Elysian Fields ISD
The median ratio for Category A was 94 percent, with 54 percent of the ratios within 10 percent of the median and 75 percent within 25 percent of the median ratio.
The median ratio for Subcategory D3 was 54 percent, with 24 percent of the ratios within 10 percent of the median and 48 percent within 25 percent of the median ratio.
The median ratio for Category G was 100 percent, with 37 percent of the ratios within 10 percent of the median and 66 percent within 25 percent of the median ratio.
The median ratio for Category J was 93 percent, with 50 percent of the ratios within 10 percent of the median and 100 percent within 25 percent of the median ratio.
Harrison CAD Summary
The Harrison CAD overall median ratio was 1.00.
Category A sample ratios ranged from 0.37 to 2.10. The median ratio was 1.01.
Subcategory D3 sample ratios ranged from 0.17 to 1.74. The median ratio was 0.82.
Category F1, Commercial Real, sample ratios ranged from 0.34 to 1.25. The median ratio was 0.96.
Category G sample ratios ranged from 0.42 to 3.96. The median ratio was 1.01.
Category J sample ratios ranged from 0.44 to 1.26. The median ratio was 1.01.
Category L1, Commercial Personal, sample ratios ranged from 0.57 to 1.34. The median ratio was 1.01.
Coefficient of Dispersion

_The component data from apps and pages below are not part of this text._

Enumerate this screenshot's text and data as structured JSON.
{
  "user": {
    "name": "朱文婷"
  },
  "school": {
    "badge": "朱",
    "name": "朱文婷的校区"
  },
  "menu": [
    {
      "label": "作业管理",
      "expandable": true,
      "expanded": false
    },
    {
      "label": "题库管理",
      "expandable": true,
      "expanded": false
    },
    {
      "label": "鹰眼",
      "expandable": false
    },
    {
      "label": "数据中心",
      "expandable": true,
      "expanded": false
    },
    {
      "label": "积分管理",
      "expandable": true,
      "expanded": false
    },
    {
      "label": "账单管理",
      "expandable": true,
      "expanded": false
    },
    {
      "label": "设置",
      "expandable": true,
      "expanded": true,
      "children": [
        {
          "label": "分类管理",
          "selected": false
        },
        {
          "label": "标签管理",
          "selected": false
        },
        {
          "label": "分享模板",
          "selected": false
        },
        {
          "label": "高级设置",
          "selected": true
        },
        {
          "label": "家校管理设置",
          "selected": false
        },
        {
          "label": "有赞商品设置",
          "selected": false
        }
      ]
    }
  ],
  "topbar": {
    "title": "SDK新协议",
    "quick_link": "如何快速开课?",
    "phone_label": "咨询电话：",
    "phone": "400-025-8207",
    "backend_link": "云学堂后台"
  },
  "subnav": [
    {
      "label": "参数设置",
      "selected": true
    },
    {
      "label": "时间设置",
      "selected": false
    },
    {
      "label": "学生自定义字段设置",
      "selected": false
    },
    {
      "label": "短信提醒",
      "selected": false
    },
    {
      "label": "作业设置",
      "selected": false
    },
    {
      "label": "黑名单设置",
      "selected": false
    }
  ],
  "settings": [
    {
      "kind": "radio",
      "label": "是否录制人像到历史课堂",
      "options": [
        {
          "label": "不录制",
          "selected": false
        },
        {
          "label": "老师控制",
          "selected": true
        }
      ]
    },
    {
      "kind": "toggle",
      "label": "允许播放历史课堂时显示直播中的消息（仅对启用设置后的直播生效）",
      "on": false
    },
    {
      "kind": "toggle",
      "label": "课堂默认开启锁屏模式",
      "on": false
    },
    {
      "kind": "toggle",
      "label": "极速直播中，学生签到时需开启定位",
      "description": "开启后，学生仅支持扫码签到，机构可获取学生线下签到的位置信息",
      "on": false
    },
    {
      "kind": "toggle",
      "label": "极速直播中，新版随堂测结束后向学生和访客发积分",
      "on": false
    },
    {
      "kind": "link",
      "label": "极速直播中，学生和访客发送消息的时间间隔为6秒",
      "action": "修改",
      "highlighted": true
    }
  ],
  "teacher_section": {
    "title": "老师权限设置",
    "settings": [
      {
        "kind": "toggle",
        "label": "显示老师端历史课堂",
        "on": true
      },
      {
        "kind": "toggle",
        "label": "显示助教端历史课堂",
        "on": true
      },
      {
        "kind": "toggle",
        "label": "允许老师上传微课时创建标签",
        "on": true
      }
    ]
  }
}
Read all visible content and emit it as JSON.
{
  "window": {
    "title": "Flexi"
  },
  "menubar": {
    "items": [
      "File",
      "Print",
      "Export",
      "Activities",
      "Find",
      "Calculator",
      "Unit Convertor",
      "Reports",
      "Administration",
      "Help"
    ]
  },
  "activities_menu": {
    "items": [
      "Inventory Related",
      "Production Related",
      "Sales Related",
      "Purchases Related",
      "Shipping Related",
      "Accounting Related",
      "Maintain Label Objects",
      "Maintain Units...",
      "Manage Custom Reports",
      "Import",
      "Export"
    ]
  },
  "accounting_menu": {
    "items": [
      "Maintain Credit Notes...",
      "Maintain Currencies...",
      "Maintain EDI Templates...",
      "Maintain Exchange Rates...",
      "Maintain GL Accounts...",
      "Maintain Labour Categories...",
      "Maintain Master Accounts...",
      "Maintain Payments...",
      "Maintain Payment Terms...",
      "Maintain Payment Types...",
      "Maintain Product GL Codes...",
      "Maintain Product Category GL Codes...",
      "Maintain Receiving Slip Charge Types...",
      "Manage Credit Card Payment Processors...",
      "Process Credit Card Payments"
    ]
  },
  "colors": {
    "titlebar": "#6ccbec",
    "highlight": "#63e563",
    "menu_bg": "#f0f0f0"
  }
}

The COD, the primary measure of appraisal uniformity, measures the average percentage by which individual ratios vary from the median ratio. According to IAAO's Property Appraisal and Assessment Administration, a low COD indicates that appraisals within a category of property are uniform, while a high COD indicates property is being appraised at inconsistent percentages of market value. A COD that is very low, however, may indicate "sales chasing," a form of unequal appraisal.
According to IAAO's Standard on Ratio Studies, CODs for single-family residential property should generally be 15 or less, and 10 or less for new and fairly homogeneous areas. For vacant lots, and for income-producing property, the COD should be 20 or less. For other real property and personal property, CODs should reflect the nature of the property, market conditions and the availability of reliable market indicators.
The 2007 COD for Harrison CAD Category A was 12.18; Category D was 33.23; Category F1 was 14.71; Category G was 22.10; Category J was 12.82; and Category L1 was 7.94.
The 2007 COD for Elysian Fields ISD Category A was 15.27; Category D was 44.00; Category G was 25.85; and Category J was 12.37.
These numbers indicate inconsistency or lack of appraisal uniformity in appraisal in Categories D and G in the CAD and ISD and in Category A in the ISD.